- February 2021
- Vol. 22, No. 2
Motivational Interviewing Can Be Used in Child Protection
Parents who become involved with the child welfare system usually experience a significant amount of stress, fear, and hopelessness that can make them less willing to engage with a system they see as threatening. For this reason, caseworkers must be diligent about meaningful engagement with these families. Meaningful family engagement, where parents and children have a say in their case and outcomes, has been shown to promote family well-being and reduce repeat occurrences of maltreatment and the need for out-of-home care.
A recent article from Casey Family Programs—How Can Motivational Interviewing Be Used in Child Protection?—highlights the benefits of motivational interviewing as an evidence-based tool for engaging families. Motivational interviewing is intended to help parents assess their willingness to make the changes needed to keep their families safely together.
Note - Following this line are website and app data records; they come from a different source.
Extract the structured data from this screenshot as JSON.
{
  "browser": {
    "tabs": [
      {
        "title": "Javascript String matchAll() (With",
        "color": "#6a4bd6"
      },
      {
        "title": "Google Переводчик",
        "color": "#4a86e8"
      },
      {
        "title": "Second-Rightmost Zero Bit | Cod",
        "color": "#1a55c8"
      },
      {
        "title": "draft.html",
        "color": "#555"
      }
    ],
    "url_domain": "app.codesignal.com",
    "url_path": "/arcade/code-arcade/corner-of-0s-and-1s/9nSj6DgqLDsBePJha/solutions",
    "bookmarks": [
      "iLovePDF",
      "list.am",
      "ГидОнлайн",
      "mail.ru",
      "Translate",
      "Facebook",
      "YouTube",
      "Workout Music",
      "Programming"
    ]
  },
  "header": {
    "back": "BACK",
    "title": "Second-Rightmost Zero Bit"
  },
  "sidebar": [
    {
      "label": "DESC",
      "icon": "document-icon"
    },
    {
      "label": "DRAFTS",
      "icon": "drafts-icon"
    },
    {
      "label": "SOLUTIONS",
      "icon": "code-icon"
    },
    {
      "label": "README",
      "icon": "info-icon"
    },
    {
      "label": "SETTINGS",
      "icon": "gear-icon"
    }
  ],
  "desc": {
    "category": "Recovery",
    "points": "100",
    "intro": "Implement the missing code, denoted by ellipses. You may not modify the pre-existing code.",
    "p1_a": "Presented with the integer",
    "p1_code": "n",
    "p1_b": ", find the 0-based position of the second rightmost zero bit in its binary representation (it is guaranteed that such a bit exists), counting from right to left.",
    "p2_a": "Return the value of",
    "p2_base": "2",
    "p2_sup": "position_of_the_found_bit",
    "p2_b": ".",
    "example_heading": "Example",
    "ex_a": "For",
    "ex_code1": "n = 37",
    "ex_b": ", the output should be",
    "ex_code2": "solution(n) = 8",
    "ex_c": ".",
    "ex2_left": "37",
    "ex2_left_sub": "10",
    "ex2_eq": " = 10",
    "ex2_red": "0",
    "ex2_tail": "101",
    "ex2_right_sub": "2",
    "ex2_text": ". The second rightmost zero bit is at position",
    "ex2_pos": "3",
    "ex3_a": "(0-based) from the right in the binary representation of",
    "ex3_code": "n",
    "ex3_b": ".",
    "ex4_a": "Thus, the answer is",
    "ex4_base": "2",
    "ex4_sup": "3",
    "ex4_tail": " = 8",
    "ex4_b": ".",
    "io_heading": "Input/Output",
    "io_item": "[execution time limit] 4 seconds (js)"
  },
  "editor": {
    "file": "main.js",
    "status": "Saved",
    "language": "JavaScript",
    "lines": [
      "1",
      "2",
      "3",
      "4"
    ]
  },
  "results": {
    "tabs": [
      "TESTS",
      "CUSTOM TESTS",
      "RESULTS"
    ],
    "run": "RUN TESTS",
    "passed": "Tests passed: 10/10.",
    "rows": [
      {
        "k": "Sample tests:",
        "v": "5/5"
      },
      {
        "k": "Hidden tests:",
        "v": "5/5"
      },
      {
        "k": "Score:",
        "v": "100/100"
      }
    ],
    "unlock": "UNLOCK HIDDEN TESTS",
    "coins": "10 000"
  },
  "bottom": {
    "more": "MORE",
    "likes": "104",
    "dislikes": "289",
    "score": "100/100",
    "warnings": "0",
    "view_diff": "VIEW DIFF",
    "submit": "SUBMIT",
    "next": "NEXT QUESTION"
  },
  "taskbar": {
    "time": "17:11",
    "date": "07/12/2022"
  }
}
The following are the elements needed for successful motivational interviewing:
- An authentic partnership between the practitioner and the client
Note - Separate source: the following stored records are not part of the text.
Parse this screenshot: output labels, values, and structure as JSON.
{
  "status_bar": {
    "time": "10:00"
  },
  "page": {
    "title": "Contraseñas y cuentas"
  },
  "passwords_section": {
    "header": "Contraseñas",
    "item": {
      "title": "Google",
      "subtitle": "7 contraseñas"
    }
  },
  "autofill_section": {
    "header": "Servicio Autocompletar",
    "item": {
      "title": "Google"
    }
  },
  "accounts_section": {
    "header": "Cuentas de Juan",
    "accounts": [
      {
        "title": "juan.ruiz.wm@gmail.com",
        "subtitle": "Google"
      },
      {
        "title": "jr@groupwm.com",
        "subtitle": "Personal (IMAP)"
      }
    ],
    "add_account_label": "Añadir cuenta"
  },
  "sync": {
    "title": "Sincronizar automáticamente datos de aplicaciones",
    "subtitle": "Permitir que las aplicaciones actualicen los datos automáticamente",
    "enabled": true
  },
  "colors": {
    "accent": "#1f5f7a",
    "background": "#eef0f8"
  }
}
- A nonjudgmental and respectful approach to signal the practitioner's acceptance of the client
- Compassion for and prioritizing of the client and their well-being
- Evocation of the client's own desire to work toward change
The process for facilitating meaningful engagement include the following:
- Engaging in a working relationship through listening and understanding
- Focusing on a shared purpose about what needs to change
- Evoking parents' ideas and motivations to explore ambivalence and understand the "why" of behavior change
- Planning for change that is led by parents in a way that highlights their strengths and expertise
The article also includes motivational interviewing training resources as well as an example from the District of Columbia Child and Family Services Agency, which added motivational interviewing to its title IV-E prevention program 5-year plan.
Child Welfare Information Gateway, a service of the Children's Bureau, recently published Motivational Interviewing: A Primer for Child Welfare Professionals.